**About this exercise:** Keep the wording of each record exactly the same when you repeat it, and leave out pictures.

**Dataset entries:**
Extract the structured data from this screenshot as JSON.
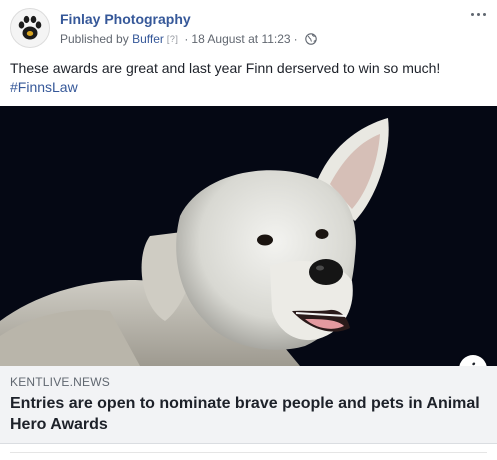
{
  "post": {
    "author": "Finlay Photography",
    "published_by_prefix": "Published by",
    "published_by": "Buffer",
    "published_by_help": "[?]",
    "separator": "·",
    "timestamp": "18 August at 11:23",
    "privacy_icon": "globe-icon",
    "more_icon": "more-options-icon",
    "text": "These awards are great and last year Finn derserved to win so much!",
    "hashtag": "#FinnsLaw"
  },
  "image": {
    "subject": "white dog",
    "info_label": "i",
    "info_icon": "info-icon"
  },
  "link_preview": {
    "domain": "KENTLIVE.NEWS",
    "title": "Entries are open to nominate brave people and pets in Animal Hero Awards"
  },
  "colors": {
    "link_blue": "#365899",
    "meta_gray": "#616770",
    "preview_bg": "#f2f3f5",
    "photo_bg": "#050814"
  }
}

**Problem solution:**
Extract the structured data from this screenshot as JSON.
{
  "post": {
    "author": "Finlay Photography",
    "published_by_prefix": "Published by",
    "published_by": "Buffer",
    "published_by_help": "[?]",
    "separator": "·",
    "timestamp": "18 August at 11:23",
    "privacy_icon": "globe-icon",
    "more_icon": "more-options-icon",
    "text": "These awards are great and last year Finn derserved to win so much!",
    "hashtag": "#FinnsLaw"
  },
  "image": {
    "subject": "white dog",
    "info_label": "i",
    "info_icon": "info-icon"
  },
  "link_preview": {
    "domain": "KENTLIVE.NEWS",
    "title": "Entries are open to nominate brave people and pets in Animal Hero Awards"
  },
  "colors": {
    "link_blue": "#365899",
    "meta_gray": "#616770",
    "preview_bg": "#f2f3f5",
    "photo_bg": "#050814"
  }
}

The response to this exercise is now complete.